<<<<
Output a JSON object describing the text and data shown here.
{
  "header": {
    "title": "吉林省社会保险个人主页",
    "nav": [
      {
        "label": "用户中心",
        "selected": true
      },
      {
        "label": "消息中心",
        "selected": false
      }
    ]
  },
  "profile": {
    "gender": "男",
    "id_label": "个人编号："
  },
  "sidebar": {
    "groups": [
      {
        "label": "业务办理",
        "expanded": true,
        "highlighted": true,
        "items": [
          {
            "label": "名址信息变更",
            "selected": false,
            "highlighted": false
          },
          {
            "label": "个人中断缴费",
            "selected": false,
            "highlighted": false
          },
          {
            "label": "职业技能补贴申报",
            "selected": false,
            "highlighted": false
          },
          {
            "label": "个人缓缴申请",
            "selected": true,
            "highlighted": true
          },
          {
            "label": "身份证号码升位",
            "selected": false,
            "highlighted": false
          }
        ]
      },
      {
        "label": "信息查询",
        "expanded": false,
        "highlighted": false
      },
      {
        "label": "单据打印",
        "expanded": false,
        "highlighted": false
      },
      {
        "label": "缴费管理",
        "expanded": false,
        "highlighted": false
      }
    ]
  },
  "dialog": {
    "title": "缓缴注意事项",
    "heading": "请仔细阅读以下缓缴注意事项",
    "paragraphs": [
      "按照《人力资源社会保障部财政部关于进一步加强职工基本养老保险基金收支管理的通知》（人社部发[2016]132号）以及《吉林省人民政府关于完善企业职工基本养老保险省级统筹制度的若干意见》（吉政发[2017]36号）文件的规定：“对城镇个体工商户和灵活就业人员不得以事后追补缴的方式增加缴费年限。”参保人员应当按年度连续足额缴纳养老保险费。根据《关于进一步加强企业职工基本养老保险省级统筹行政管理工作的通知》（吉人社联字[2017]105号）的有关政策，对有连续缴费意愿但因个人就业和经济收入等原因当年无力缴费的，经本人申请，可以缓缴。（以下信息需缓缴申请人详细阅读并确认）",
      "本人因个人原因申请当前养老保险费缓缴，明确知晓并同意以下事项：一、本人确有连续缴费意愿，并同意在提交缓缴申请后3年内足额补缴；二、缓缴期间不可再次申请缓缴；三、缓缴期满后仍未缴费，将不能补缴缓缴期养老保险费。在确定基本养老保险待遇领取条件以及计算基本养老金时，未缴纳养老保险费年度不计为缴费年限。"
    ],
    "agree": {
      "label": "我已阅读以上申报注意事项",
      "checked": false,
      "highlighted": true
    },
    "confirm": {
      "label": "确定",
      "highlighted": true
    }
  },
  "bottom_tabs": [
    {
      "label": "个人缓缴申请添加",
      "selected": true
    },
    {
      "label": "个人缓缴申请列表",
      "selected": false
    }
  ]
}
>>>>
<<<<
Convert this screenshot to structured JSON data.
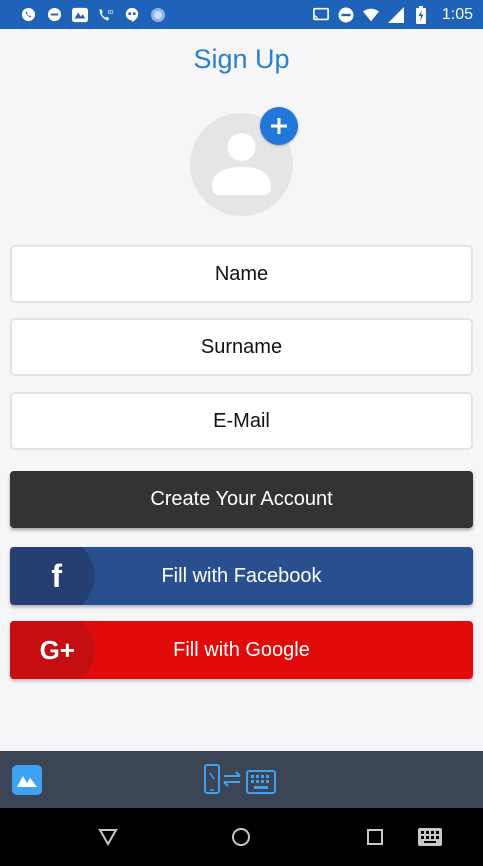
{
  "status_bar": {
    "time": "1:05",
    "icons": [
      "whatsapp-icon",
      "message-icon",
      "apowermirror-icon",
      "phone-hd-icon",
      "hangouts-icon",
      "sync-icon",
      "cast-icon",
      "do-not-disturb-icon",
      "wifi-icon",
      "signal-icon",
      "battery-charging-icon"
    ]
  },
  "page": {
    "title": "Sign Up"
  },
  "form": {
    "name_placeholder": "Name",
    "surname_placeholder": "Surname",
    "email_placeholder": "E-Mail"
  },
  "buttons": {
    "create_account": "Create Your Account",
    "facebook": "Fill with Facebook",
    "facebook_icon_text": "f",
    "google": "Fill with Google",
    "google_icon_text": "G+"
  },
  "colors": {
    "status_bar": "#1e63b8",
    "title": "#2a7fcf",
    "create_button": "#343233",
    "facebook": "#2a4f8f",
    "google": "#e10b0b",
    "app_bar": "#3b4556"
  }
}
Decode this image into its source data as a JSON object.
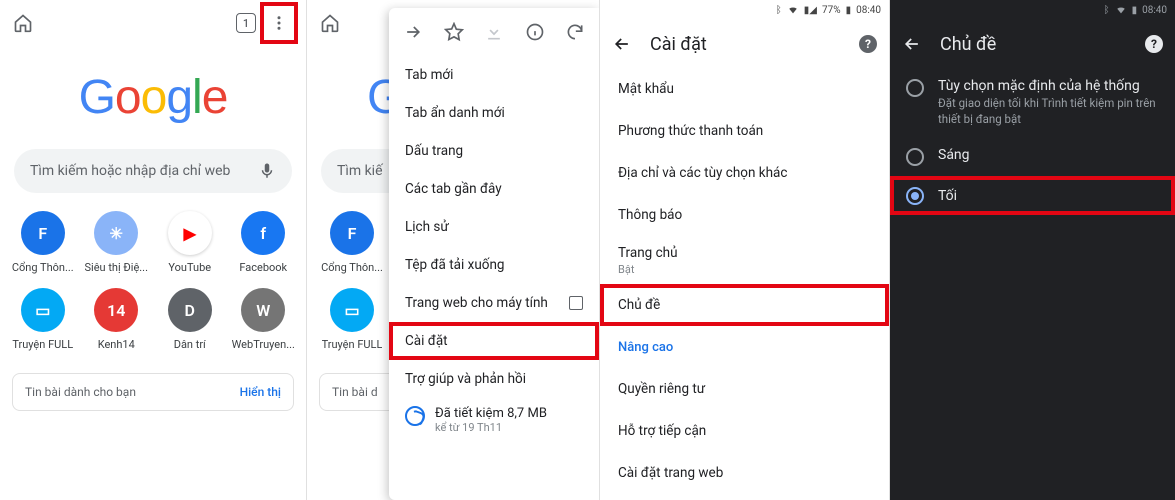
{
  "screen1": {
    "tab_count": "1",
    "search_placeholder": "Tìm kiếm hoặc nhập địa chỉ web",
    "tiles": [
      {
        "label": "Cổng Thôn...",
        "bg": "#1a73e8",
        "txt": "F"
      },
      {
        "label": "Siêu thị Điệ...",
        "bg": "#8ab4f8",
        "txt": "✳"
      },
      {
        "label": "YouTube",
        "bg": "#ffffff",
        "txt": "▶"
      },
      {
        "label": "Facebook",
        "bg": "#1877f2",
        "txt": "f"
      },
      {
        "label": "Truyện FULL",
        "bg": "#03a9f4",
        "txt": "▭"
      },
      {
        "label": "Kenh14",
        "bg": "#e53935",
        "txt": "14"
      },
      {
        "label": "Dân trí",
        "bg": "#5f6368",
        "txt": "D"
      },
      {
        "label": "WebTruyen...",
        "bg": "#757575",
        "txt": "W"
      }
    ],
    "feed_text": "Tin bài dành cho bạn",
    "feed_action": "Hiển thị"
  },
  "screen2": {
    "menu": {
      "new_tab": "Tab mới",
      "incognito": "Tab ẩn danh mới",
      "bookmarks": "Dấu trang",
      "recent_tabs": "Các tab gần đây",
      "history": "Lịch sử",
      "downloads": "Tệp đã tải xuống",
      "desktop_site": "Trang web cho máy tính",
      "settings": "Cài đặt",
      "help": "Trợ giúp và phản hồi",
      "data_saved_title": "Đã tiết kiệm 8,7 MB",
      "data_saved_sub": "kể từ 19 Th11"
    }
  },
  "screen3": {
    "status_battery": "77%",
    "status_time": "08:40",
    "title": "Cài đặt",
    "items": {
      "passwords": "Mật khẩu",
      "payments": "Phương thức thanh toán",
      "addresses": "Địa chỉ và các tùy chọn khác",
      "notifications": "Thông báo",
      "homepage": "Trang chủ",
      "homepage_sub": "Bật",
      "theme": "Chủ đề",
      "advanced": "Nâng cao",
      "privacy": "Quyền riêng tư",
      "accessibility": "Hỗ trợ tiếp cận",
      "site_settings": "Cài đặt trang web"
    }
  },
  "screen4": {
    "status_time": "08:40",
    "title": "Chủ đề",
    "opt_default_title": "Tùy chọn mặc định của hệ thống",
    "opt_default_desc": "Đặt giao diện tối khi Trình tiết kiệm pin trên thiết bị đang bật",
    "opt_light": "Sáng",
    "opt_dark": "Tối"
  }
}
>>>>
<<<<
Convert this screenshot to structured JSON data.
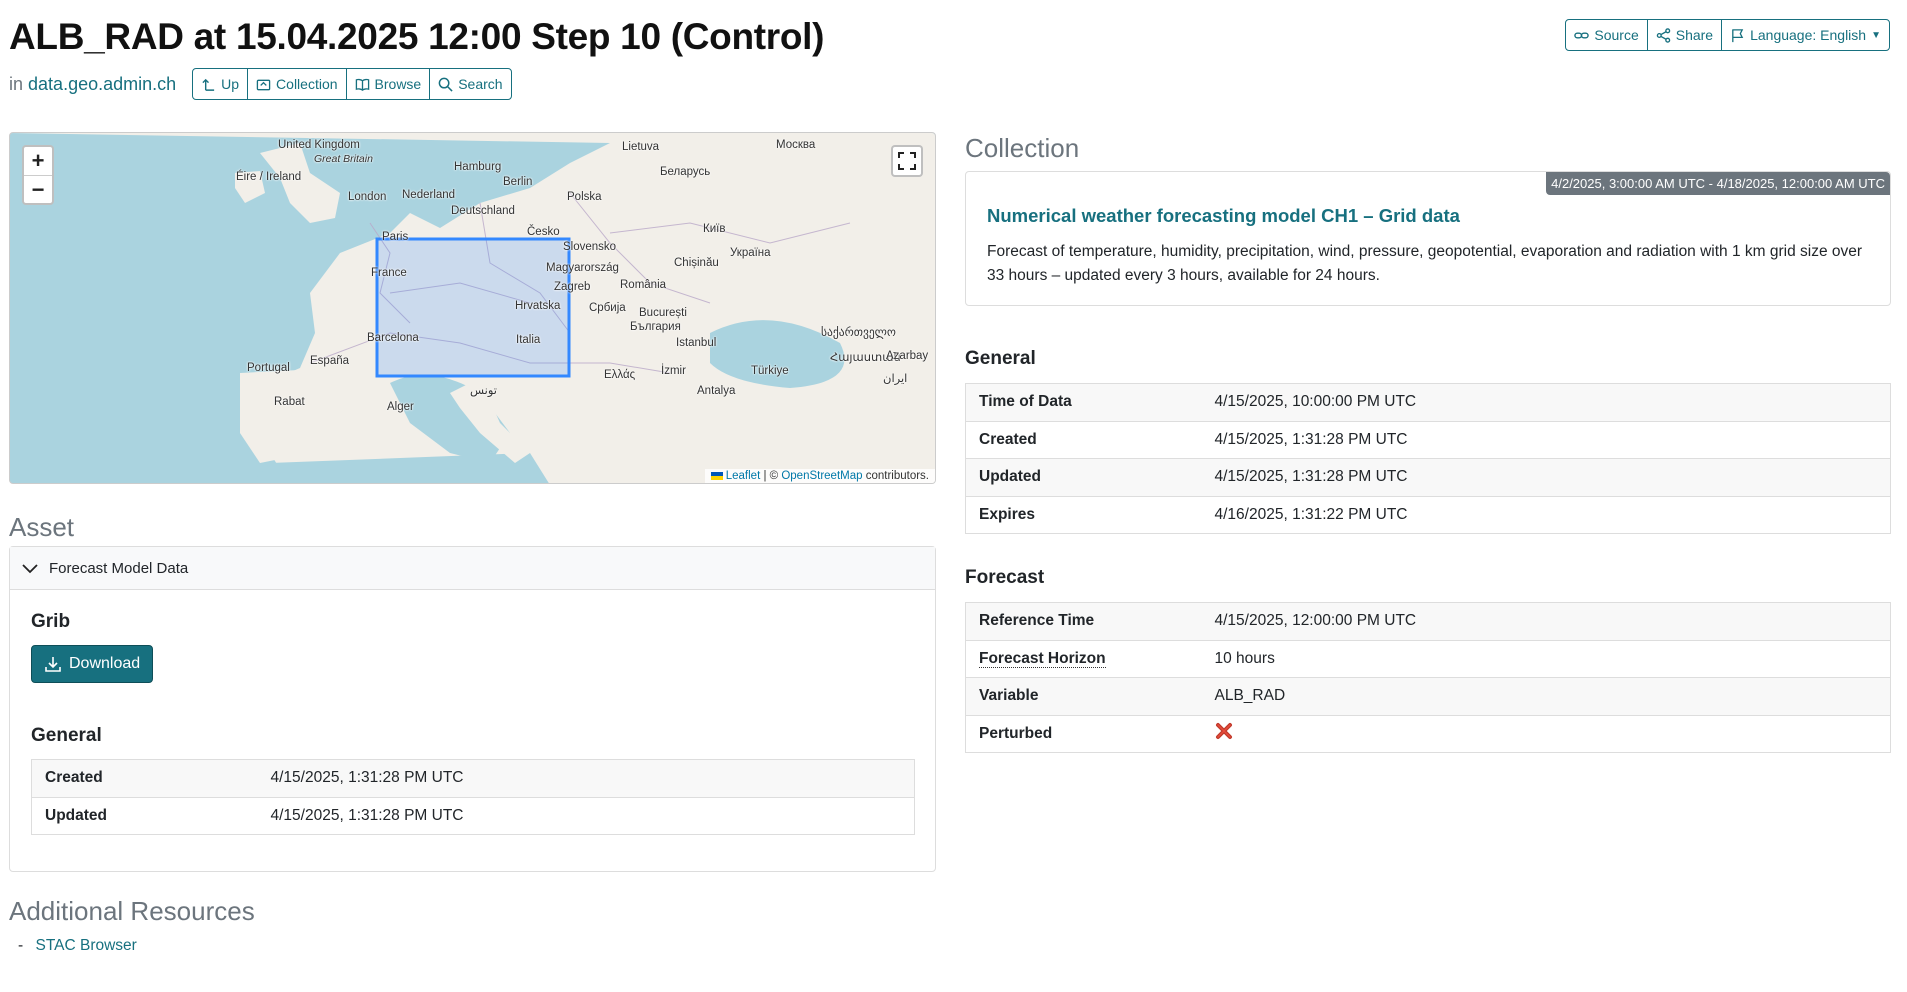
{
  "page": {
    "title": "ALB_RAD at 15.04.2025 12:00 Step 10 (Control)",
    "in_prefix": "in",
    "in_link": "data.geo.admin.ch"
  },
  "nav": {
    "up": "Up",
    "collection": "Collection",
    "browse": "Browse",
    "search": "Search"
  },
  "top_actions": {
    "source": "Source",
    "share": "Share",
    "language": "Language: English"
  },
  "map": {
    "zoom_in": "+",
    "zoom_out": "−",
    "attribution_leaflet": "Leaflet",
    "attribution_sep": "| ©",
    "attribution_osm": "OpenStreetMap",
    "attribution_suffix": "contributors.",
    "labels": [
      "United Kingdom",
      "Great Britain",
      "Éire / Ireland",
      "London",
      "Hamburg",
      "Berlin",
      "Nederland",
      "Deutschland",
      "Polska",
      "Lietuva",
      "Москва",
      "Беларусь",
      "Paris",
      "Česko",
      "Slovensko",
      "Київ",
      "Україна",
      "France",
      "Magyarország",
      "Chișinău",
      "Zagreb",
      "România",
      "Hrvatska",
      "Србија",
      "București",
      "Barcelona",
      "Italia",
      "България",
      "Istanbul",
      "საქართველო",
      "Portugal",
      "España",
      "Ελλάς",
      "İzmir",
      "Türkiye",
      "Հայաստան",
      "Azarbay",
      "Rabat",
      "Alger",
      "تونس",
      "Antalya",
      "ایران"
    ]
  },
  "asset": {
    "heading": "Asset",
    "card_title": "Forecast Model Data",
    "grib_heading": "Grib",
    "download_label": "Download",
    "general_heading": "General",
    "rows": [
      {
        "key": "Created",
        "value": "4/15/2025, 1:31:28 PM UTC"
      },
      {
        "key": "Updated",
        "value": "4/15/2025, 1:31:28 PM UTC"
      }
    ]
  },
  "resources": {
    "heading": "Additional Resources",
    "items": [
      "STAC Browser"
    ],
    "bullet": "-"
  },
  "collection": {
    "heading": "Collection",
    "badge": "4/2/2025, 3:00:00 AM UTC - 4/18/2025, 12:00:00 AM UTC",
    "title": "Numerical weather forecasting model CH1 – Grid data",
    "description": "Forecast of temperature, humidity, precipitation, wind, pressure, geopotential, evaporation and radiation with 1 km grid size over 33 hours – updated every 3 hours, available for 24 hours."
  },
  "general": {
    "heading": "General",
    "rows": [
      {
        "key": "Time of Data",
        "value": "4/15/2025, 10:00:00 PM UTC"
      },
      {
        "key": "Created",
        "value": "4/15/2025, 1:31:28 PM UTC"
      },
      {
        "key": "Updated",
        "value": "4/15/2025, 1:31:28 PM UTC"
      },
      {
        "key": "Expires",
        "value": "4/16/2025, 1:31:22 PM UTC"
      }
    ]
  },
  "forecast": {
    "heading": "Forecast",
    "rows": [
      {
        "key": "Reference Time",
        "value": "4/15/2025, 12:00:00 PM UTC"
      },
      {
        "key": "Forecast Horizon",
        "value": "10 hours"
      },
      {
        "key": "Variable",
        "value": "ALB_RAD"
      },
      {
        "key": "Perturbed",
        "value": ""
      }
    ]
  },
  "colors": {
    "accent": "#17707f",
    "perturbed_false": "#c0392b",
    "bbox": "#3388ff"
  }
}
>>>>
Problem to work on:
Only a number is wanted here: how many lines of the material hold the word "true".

Task solution:
8